Excerpts from an interface dataset
━━━━
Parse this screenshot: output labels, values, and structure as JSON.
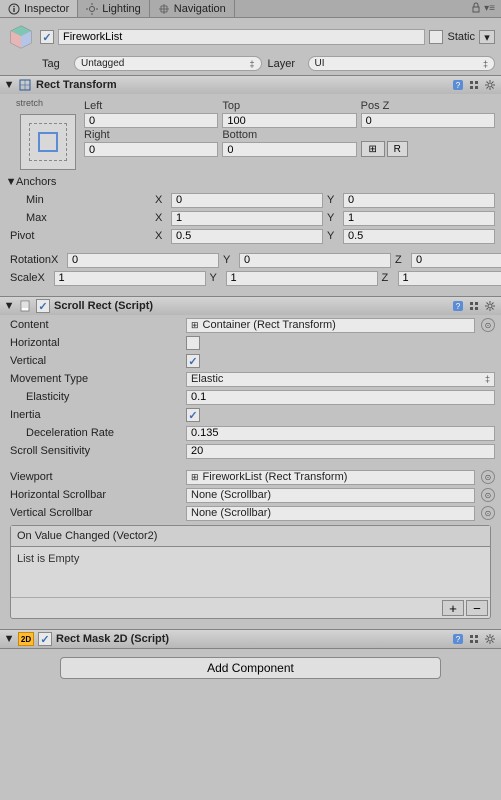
{
  "tabs": {
    "inspector": "Inspector",
    "lighting": "Lighting",
    "navigation": "Navigation"
  },
  "header": {
    "name": "FireworkList",
    "name_checked": true,
    "static_label": "Static",
    "static_checked": false,
    "tag_label": "Tag",
    "tag_value": "Untagged",
    "layer_label": "Layer",
    "layer_value": "UI"
  },
  "rectTransform": {
    "title": "Rect Transform",
    "anchor_preset_h": "stretch",
    "anchor_preset_v": "stretch",
    "left_label": "Left",
    "left": "0",
    "top_label": "Top",
    "top": "100",
    "posz_label": "Pos Z",
    "posz": "0",
    "right_label": "Right",
    "right": "0",
    "bottom_label": "Bottom",
    "bottom": "0",
    "r_btn": "R",
    "anchors_label": "Anchors",
    "min_label": "Min",
    "min_x": "0",
    "min_y": "0",
    "max_label": "Max",
    "max_x": "1",
    "max_y": "1",
    "pivot_label": "Pivot",
    "pivot_x": "0.5",
    "pivot_y": "0.5",
    "rotation_label": "Rotation",
    "rot_x": "0",
    "rot_y": "0",
    "rot_z": "0",
    "scale_label": "Scale",
    "scale_x": "1",
    "scale_y": "1",
    "scale_z": "1"
  },
  "scrollRect": {
    "title": "Scroll Rect (Script)",
    "enabled": true,
    "content_label": "Content",
    "content_value": "Container (Rect Transform)",
    "horizontal_label": "Horizontal",
    "horizontal_checked": false,
    "vertical_label": "Vertical",
    "vertical_checked": true,
    "movement_label": "Movement Type",
    "movement_value": "Elastic",
    "elasticity_label": "Elasticity",
    "elasticity": "0.1",
    "inertia_label": "Inertia",
    "inertia_checked": true,
    "decel_label": "Deceleration Rate",
    "decel": "0.135",
    "sensitivity_label": "Scroll Sensitivity",
    "sensitivity": "20",
    "viewport_label": "Viewport",
    "viewport_value": "FireworkList (Rect Transform)",
    "hscroll_label": "Horizontal Scrollbar",
    "hscroll_value": "None (Scrollbar)",
    "vscroll_label": "Vertical Scrollbar",
    "vscroll_value": "None (Scrollbar)",
    "event_title": "On Value Changed (Vector2)",
    "event_empty": "List is Empty"
  },
  "rectMask": {
    "title": "Rect Mask 2D (Script)",
    "enabled": true
  },
  "addComponent": "Add Component",
  "axis": {
    "x": "X",
    "y": "Y",
    "z": "Z"
  }
}
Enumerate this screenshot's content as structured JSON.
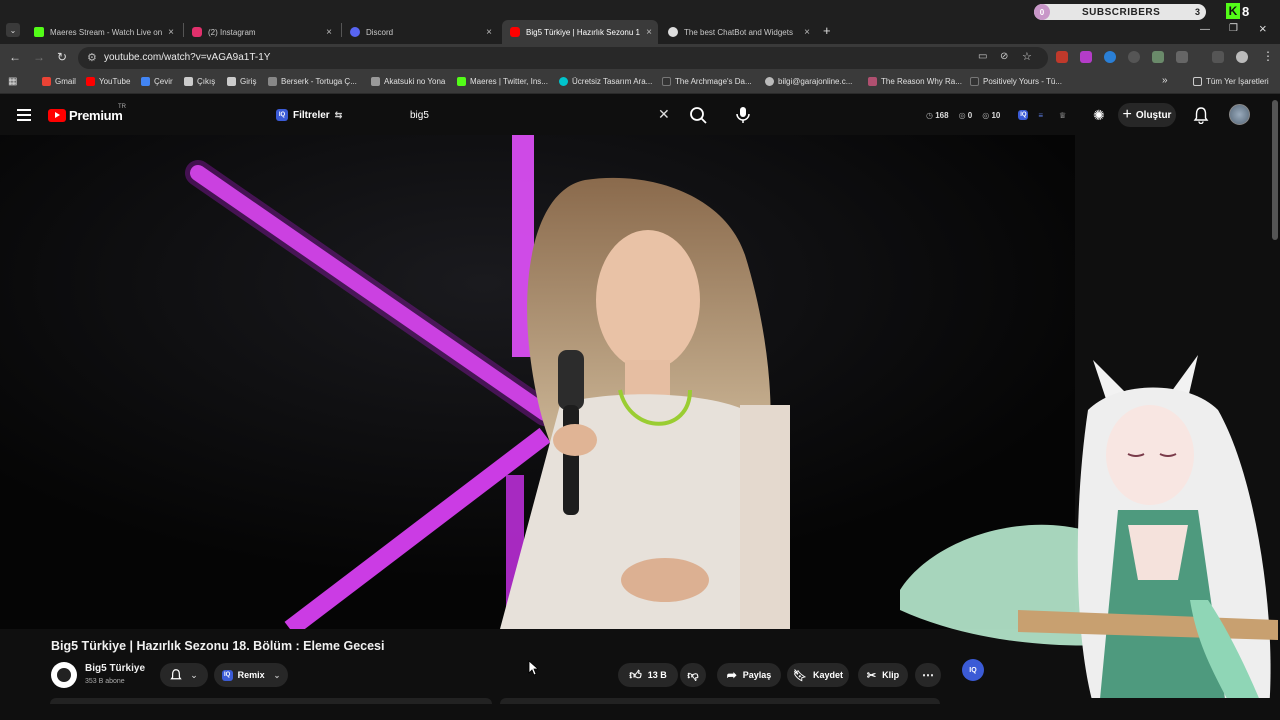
{
  "browser": {
    "tabs": [
      {
        "title": "Maeres Stream - Watch Live on",
        "color": "#53fc18"
      },
      {
        "title": "(2) Instagram",
        "color": "#e1306c"
      },
      {
        "title": "Discord",
        "color": "#5865f2"
      },
      {
        "title": "Big5 Türkiye | Hazırlık Sezonu 1",
        "color": "#ff0000"
      },
      {
        "title": "The best ChatBot and Widgets",
        "color": "#dddddd"
      }
    ],
    "new_tab": "+",
    "url": "youtube.com/watch?v=vAGA9a1T-1Y",
    "bookmarks": [
      {
        "label": "Gmail",
        "color": "#ea4335"
      },
      {
        "label": "YouTube",
        "color": "#ff0000"
      },
      {
        "label": "Çevir",
        "color": "#4285f4"
      },
      {
        "label": "Çıkış",
        "color": "#cccccc"
      },
      {
        "label": "Giriş",
        "color": "#cccccc"
      },
      {
        "label": "Berserk - Tortuga Ç...",
        "color": "#888888"
      },
      {
        "label": "Akatsuki no Yona",
        "color": "#999999"
      },
      {
        "label": "Maeres | Twitter, Ins...",
        "color": "#53fc18"
      },
      {
        "label": "Ücretsiz Tasarım Ara...",
        "color": "#00c4cc"
      },
      {
        "label": "The Archmage's Da...",
        "color": "#333333"
      },
      {
        "label": "bilgi@garajonline.c...",
        "color": "#bbbbbb"
      },
      {
        "label": "The Reason Why Ra...",
        "color": "#b05070"
      },
      {
        "label": "Positively Yours - Tü...",
        "color": "#333333"
      }
    ],
    "bookmarks_more": "»",
    "all_bookmarks": "Tüm Yer İşaretleri"
  },
  "overlay": {
    "subs_count": "0",
    "subs_label": "SUBSCRIBERS",
    "subs_goal": "3",
    "kick_count": "8"
  },
  "youtube": {
    "logo_text": "Premium",
    "country": "TR",
    "filters_label": "Filtreler",
    "search_value": "big5",
    "ext_stats": {
      "views": "168",
      "likes": "0",
      "comments": "10"
    },
    "create_label": "Oluştur",
    "video_title": "Big5 Türkiye | Hazırlık Sezonu 18. Bölüm : Eleme Gecesi",
    "channel_name": "Big5 Türkiye",
    "channel_subs": "353 B abone",
    "remix_label": "Remix",
    "like_count": "13 B",
    "share_label": "Paylaş",
    "save_label": "Kaydet",
    "clip_label": "Klip",
    "iq_label": "IQ"
  },
  "colors": {
    "brand_red": "#ff0000",
    "neon": "#d43cf0",
    "pill_bg": "#272727"
  }
}
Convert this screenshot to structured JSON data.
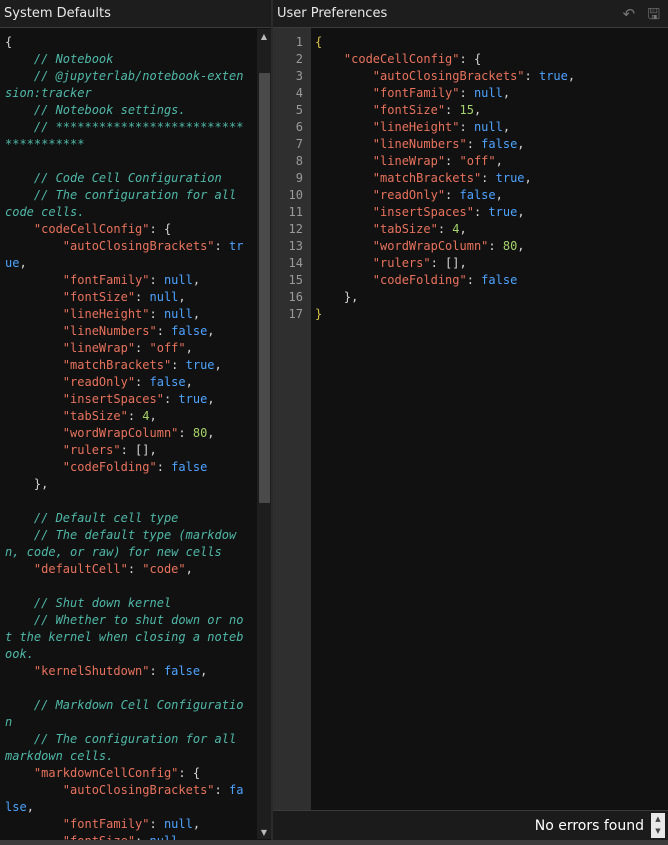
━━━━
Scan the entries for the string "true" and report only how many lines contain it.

5